(Website and app data records)

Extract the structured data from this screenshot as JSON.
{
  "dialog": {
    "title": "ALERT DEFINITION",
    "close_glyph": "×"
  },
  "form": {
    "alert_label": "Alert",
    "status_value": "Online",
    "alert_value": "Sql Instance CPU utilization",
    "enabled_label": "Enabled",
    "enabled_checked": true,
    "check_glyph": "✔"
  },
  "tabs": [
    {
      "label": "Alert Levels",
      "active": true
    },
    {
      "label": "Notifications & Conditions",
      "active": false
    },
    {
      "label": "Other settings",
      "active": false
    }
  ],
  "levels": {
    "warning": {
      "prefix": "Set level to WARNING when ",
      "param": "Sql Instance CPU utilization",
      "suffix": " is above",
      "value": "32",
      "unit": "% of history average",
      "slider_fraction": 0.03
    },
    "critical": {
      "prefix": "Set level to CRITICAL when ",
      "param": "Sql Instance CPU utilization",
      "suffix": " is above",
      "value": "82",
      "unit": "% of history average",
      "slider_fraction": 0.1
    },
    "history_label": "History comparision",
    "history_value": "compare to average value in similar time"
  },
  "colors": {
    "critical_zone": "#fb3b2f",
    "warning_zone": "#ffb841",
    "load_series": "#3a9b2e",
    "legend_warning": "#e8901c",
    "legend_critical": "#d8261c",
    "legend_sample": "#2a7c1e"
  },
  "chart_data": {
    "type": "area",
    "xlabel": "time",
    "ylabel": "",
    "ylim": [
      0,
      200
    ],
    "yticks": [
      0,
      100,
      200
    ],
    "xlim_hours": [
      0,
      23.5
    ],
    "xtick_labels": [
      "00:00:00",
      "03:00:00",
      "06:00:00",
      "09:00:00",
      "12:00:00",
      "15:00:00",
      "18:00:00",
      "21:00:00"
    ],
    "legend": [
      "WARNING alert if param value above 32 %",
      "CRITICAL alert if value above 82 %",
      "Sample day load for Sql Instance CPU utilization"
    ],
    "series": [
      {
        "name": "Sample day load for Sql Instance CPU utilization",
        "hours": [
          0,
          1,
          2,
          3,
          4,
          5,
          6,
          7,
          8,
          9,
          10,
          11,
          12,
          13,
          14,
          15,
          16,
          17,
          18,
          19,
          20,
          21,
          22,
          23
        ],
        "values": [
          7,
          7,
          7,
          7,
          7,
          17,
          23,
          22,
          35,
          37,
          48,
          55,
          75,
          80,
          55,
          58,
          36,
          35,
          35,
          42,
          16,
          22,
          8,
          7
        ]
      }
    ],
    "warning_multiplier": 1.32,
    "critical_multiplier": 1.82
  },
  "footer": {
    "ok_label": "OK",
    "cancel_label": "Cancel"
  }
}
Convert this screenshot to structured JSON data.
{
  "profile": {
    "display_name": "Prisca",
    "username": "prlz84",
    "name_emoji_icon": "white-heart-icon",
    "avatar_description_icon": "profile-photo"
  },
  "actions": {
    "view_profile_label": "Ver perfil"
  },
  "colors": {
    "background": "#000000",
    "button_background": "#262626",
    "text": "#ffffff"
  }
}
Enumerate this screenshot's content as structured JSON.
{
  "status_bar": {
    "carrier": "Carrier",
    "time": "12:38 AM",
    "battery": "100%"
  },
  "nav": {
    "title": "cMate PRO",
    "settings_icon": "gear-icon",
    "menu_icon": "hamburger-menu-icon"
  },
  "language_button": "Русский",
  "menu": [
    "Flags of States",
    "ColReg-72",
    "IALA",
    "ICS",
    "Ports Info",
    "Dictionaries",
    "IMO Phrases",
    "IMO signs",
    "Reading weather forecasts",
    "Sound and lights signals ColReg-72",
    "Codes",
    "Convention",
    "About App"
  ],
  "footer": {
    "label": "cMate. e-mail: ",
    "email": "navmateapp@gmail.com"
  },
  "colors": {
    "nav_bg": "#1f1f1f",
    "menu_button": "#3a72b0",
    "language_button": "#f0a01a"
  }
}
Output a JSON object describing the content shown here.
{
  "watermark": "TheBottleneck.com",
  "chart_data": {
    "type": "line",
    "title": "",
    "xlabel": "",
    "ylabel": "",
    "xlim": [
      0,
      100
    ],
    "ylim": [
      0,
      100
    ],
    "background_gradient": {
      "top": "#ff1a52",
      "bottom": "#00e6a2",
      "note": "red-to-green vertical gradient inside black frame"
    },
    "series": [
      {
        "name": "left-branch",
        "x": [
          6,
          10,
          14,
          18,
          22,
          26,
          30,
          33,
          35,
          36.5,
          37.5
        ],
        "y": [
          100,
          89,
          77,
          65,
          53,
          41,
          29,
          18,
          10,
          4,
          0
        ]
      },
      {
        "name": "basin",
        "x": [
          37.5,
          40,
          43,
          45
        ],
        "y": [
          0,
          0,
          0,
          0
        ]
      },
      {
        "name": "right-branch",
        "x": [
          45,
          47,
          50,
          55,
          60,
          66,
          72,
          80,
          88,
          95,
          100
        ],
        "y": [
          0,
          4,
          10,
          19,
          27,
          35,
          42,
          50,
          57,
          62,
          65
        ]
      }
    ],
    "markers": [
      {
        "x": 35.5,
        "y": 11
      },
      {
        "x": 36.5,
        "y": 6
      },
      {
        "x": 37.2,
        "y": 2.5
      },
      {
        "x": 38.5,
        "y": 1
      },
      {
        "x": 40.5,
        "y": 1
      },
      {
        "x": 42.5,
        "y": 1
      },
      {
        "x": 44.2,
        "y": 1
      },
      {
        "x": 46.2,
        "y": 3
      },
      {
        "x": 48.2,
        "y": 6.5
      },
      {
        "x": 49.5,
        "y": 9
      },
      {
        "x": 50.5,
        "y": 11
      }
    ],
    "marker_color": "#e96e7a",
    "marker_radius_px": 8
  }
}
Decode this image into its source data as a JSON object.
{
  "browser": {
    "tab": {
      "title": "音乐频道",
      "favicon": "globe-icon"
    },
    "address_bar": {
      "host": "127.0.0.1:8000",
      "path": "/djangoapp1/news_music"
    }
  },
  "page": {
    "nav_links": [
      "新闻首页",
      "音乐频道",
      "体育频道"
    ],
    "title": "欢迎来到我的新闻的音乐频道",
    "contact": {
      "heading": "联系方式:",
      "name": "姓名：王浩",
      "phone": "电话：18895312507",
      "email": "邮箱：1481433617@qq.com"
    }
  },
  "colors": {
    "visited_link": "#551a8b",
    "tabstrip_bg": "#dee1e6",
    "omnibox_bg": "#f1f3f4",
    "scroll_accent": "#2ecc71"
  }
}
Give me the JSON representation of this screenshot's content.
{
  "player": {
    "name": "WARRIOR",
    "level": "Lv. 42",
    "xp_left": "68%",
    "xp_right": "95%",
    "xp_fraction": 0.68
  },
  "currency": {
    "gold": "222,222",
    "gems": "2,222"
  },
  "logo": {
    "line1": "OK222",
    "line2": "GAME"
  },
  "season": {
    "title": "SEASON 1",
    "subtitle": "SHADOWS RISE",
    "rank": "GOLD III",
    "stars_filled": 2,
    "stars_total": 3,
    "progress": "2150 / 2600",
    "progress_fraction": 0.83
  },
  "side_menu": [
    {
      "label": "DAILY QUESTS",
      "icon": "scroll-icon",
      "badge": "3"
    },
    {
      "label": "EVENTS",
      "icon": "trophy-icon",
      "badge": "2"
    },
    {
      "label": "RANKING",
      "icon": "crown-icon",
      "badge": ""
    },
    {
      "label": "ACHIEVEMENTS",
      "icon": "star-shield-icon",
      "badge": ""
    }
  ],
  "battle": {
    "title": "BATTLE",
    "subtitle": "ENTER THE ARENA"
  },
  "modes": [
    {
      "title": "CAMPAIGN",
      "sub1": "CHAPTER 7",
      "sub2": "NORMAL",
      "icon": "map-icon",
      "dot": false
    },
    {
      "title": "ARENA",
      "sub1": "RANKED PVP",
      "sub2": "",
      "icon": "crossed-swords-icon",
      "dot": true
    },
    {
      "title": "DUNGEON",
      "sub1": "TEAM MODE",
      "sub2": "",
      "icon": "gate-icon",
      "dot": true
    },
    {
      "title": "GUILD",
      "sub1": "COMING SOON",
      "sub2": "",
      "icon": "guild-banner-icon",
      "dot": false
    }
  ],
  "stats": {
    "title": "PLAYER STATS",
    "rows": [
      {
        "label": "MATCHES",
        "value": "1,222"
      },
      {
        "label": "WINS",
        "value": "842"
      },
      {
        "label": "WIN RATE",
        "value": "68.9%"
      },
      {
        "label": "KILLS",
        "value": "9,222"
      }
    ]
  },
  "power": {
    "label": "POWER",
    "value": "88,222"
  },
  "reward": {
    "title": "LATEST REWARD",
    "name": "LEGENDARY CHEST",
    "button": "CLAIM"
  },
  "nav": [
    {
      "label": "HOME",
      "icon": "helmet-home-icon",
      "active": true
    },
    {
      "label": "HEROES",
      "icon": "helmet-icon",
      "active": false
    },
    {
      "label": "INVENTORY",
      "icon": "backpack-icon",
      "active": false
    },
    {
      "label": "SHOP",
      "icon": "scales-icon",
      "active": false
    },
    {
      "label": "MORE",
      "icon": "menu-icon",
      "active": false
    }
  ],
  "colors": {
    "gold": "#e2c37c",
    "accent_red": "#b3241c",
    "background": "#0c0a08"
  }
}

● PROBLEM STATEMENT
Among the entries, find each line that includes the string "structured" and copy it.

● SOLUTION TO THIS EXERCISE
Extract the structured data from this screenshot as JSON.
Convert this screenshot to structured JSON data.
Enumerate this screenshot's content as structured JSON.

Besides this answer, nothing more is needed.